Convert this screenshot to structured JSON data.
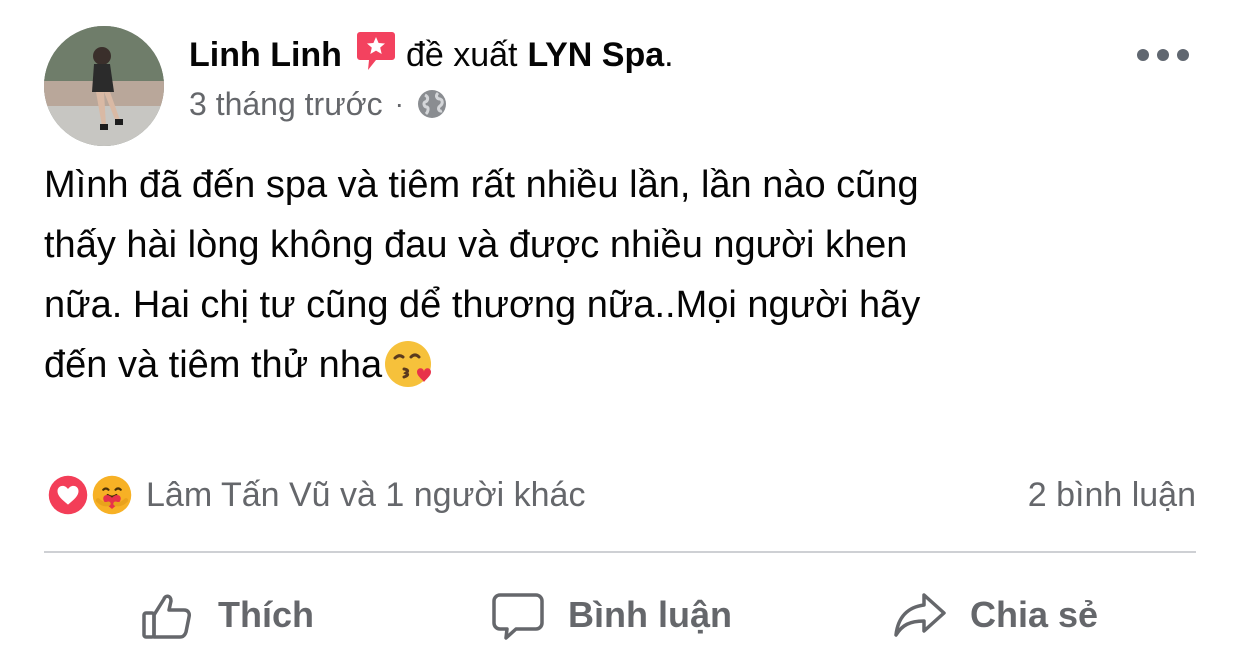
{
  "header": {
    "author": "Linh Linh",
    "recommend_text": "đề xuất",
    "page_name": "LYN Spa",
    "period": ".",
    "timestamp": "3 tháng trước",
    "separator": "·",
    "privacy_icon": "globe-icon",
    "more_icon": "more-horizontal-icon"
  },
  "post": {
    "lines": [
      "Mình đã đến spa và tiêm rất nhiều lần, lần nào cũng",
      "thấy hài lòng không đau và được nhiều người khen",
      "nữa. Hai chị tư cũng dể thương nữa..Mọi người hãy",
      "đến và tiêm thử nha"
    ],
    "trailing_emoji": "face-blowing-kiss-emoji"
  },
  "reactions": {
    "icons": [
      "love-reaction-icon",
      "care-reaction-icon"
    ],
    "names": "Lâm Tấn Vũ và 1 người khác",
    "comments": "2 bình luận"
  },
  "actions": {
    "like": "Thích",
    "comment": "Bình luận",
    "share": "Chia sẻ"
  },
  "colors": {
    "recommend_badge": "#f3425f",
    "love": "#f33e58",
    "care": "#f7b125",
    "secondary_text": "#65676b",
    "divider": "#ced0d4"
  }
}
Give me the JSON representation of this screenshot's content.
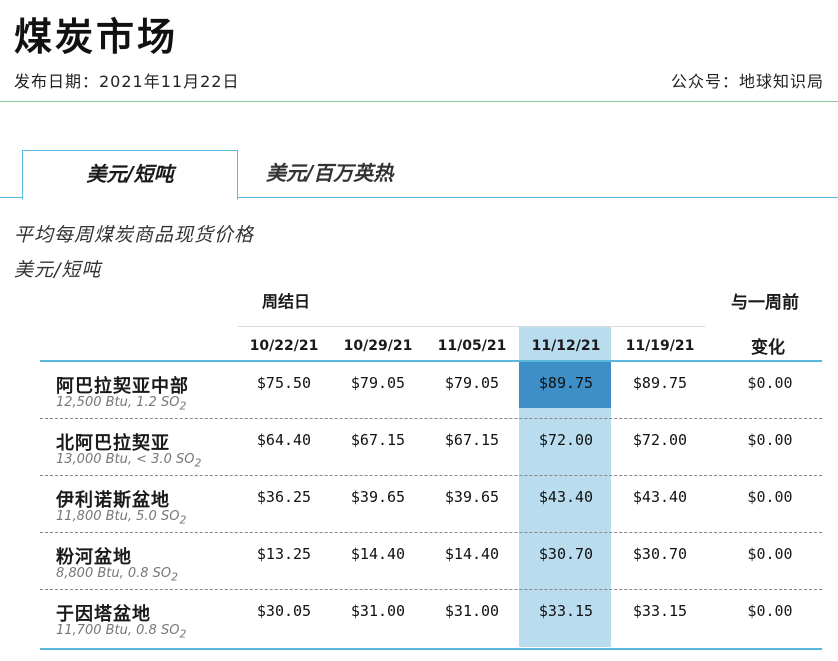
{
  "header": {
    "title": "煤炭市场",
    "publish_date": "发布日期：2021年11月22日",
    "source": "公众号：地球知识局"
  },
  "tabs": [
    {
      "label": "美元/短吨",
      "active": true
    },
    {
      "label": "美元/百万英热",
      "active": false
    }
  ],
  "table": {
    "subtitle": "平均每周煤炭商品现货价格",
    "unit": "美元/短吨",
    "week_ending_label": "周结日",
    "change_label_line1": "与一周前",
    "change_label_line2": "变化",
    "dates": [
      "10/22/21",
      "10/29/21",
      "11/05/21",
      "11/12/21",
      "11/19/21"
    ],
    "highlight_date_index": 3,
    "rows": [
      {
        "region": "阿巴拉契亚中部",
        "spec": "12,500 Btu, 1.2 SO",
        "spec_sub": "2",
        "prices": [
          "$75.50",
          "$79.05",
          "$79.05",
          "$89.75",
          "$89.75"
        ],
        "change": "$0.00"
      },
      {
        "region": "北阿巴拉契亚",
        "spec": "13,000 Btu, < 3.0 SO",
        "spec_sub": "2",
        "prices": [
          "$64.40",
          "$67.15",
          "$67.15",
          "$72.00",
          "$72.00"
        ],
        "change": "$0.00"
      },
      {
        "region": "伊利诺斯盆地",
        "spec": "11,800 Btu, 5.0 SO",
        "spec_sub": "2",
        "prices": [
          "$36.25",
          "$39.65",
          "$39.65",
          "$43.40",
          "$43.40"
        ],
        "change": "$0.00"
      },
      {
        "region": "粉河盆地",
        "spec": "8,800 Btu, 0.8 SO",
        "spec_sub": "2",
        "prices": [
          "$13.25",
          "$14.40",
          "$14.40",
          "$30.70",
          "$30.70"
        ],
        "change": "$0.00"
      },
      {
        "region": "于因塔盆地",
        "spec": "11,700 Btu, 0.8 SO",
        "spec_sub": "2",
        "prices": [
          "$30.05",
          "$31.00",
          "$31.00",
          "$33.15",
          "$33.15"
        ],
        "change": "$0.00"
      }
    ]
  },
  "colors": {
    "accent_blue": "#5ab8dc",
    "highlight_column": "#b9dcee",
    "highlight_cell": "#3e8ec7",
    "divider_green": "#8fc79a"
  }
}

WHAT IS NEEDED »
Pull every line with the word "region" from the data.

ANSWER BOX »
        "region": "阿巴拉契亚中部",
        "region": "北阿巴拉契亚",
        "region": "伊利诺斯盆地",
        "region": "粉河盆地",
        "region": "于因塔盆地",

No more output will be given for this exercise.